The internet has made publishing your biography much easier and more affordable, and I'm always looking for companies to recommend to help you. I found one recently that I recommend if you are looking to publish your biography, or any other type of ebook: lulu.com. I came across this company recently and find their technology to be super easy to use, even fun.
If you need help with writing your bio, or biography, I would love to hear from you. Everyone has a story - what's yours?
I'm often asked about the 'tone' a bio should take -- friendly, funny, formal, informal? The answer is... a little bit of all the above is fine if it feels right to you -- after all, you are writing a bio about yourself, and if you can incorporate a little of the personable with the professional, that's great.
I recently came across a really good example of how to write a bio about yourself on LinkedIn. Peggy Richardson and I recently collaborated on a project about writing ebooks. Her bio follows:
Books and eBooks, blogging, podcasting, and chocolate. And shoes.
Here's the short version:
- I create and edit books and eBooks for myself and others.
- I offer a series of day-long workshops about eBooks: how to create them, and how to make money from them.
- I do some one-on-one consulting, but I prefer to steer people into my workshops, as I find they often get more out of working in a group of other Authors (peer mentoring is one of my personal missions).
Here's the long and boring version:
I've been editing since 1994, but I studied it formally around 2000 – 2001 at SFU, and have never looked back. I work entirely in non-fiction, especially business, self-help, and lifestyle topics.
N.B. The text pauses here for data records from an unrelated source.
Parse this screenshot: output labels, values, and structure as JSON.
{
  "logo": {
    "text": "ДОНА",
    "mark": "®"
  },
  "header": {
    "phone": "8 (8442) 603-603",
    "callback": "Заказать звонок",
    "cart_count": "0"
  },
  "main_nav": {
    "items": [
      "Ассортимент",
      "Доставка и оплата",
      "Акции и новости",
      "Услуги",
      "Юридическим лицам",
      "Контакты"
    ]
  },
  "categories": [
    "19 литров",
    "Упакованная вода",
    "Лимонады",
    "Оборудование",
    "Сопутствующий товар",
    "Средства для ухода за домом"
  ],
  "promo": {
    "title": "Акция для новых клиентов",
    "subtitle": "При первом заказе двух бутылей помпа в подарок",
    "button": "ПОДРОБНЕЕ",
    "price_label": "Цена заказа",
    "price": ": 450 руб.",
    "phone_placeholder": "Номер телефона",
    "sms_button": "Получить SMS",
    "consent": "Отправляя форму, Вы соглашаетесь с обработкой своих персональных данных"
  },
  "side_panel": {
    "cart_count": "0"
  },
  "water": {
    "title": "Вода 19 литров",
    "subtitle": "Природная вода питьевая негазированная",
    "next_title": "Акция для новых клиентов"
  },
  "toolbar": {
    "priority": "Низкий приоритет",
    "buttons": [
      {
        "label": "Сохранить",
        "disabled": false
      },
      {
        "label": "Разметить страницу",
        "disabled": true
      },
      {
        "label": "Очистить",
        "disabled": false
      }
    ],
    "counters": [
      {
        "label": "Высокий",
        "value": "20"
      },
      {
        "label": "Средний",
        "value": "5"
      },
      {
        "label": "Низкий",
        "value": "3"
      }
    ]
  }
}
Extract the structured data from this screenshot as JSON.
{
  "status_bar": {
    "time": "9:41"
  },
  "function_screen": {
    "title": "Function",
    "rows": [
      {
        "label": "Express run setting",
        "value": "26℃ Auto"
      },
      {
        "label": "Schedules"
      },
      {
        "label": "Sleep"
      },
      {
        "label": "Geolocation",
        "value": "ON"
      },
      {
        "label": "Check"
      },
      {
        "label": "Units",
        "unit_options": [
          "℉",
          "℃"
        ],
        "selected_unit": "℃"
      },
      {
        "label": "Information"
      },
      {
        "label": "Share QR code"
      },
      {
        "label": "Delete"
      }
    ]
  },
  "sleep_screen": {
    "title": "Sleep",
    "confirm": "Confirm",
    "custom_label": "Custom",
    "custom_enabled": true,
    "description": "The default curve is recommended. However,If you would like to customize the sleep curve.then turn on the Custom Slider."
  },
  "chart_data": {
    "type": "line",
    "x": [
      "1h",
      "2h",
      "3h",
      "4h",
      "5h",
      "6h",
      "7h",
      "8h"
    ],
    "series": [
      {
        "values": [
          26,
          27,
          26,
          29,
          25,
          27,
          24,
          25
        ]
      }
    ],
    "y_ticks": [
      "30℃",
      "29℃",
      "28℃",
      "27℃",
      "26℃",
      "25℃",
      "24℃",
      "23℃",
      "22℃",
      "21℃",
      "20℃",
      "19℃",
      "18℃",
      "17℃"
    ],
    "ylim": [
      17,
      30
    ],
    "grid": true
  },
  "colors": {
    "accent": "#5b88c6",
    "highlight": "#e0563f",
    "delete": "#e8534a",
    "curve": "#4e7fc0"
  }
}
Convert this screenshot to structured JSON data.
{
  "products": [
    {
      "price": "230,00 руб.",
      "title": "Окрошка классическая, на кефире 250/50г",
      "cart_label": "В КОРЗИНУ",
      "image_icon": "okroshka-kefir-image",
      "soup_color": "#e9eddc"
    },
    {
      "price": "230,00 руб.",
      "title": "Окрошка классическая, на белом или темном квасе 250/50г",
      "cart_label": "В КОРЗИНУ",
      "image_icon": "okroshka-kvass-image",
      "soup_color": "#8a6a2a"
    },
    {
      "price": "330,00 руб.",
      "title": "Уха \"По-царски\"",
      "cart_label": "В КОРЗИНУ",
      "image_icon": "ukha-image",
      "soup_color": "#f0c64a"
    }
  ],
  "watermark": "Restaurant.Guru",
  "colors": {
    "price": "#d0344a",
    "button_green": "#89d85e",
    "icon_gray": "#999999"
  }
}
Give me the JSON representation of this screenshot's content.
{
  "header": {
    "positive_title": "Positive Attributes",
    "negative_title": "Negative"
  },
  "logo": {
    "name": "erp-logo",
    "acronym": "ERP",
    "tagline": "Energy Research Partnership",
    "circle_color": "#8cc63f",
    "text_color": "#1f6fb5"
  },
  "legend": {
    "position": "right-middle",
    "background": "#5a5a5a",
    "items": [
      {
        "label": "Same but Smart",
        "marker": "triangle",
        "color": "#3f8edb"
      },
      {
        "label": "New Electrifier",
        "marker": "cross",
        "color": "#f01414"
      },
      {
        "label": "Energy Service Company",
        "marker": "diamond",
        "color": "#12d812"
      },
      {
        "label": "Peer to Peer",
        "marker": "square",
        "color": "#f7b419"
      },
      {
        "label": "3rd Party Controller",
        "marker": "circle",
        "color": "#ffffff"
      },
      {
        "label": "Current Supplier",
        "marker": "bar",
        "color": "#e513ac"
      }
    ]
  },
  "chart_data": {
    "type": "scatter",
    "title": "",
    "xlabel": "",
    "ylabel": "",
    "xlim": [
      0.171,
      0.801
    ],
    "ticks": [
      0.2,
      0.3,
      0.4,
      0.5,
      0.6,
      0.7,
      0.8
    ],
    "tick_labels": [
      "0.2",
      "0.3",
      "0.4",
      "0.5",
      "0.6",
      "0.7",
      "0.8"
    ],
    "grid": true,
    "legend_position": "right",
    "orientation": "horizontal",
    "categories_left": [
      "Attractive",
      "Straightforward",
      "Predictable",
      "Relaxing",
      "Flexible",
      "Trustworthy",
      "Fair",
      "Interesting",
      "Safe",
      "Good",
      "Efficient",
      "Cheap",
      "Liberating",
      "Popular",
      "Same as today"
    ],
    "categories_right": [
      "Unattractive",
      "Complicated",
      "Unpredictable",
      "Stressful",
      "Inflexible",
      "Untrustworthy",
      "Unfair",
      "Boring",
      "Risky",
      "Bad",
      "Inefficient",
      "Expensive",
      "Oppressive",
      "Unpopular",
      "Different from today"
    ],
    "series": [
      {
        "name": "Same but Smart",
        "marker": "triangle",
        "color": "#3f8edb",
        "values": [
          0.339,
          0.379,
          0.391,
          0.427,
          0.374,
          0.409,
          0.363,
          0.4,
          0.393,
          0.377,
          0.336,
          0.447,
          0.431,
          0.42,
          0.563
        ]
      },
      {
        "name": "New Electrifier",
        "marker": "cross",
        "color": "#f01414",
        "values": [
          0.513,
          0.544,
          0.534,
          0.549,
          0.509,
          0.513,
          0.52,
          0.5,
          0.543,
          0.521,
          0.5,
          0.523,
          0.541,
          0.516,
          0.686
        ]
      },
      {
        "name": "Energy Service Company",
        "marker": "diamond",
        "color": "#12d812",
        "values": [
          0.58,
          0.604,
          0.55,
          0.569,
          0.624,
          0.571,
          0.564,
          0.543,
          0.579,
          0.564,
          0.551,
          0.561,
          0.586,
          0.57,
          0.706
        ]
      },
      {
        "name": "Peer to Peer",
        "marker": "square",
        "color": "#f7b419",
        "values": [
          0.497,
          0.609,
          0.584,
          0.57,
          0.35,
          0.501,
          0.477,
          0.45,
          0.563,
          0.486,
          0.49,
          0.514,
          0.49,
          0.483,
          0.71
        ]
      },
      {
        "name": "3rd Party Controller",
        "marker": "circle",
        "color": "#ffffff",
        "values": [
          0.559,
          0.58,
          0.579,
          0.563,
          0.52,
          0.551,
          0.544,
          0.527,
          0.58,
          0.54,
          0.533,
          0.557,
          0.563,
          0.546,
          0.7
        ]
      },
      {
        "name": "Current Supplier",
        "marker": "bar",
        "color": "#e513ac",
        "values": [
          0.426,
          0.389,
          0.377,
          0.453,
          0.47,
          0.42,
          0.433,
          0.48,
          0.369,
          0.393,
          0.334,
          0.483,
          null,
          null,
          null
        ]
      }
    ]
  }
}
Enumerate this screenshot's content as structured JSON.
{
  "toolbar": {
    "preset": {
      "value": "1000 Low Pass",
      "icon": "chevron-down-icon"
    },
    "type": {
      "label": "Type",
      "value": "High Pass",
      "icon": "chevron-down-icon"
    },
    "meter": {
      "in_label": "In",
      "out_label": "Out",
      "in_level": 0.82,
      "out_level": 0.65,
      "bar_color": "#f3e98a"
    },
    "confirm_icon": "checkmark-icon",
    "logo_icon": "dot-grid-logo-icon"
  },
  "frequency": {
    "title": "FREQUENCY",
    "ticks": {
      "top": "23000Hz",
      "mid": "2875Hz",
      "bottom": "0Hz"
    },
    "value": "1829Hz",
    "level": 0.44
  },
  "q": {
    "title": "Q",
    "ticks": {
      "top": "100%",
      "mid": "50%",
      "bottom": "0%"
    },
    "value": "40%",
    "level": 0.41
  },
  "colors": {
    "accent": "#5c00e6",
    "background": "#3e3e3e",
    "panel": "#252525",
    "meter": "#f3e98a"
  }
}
I prefer to work with renegade entrepreneurs who are as passionate about communication as I am.
I've had good success as a consultant on so-called "problem projects", because I can give clear and objective feedback, and spot obstacles very quickly. My marketing and business experience is especially valuable at times like this.
Over the last few years, I've become more and more involved with online content management, especially using open-source applications like WordPress. I often act as a WordPress coach to entrepreneurs of all types, helping to get their web presence back on track. Most of the speaking I now do relates to eBooks, WordPress, and how I market them using social media. (And other cool stuff, like affiliate marketing.)
Specialties: book editing (for content and style, as well as copy editing), book cover design, typesetting and design for both print books and ebooks, book marketing, book and eBook affiliate marketing, social media book marketing.
End of bio, back to Jill...
Well done, Peggy. Anyone who reads this kind of "bio about yourself" would come away with a very good understanding not only of who you are as a person, but who you are and what you do as a professional.
So, if you're writing a bio about yourself, and if Peggy's personable yet professional tone feels right for you -- go for it!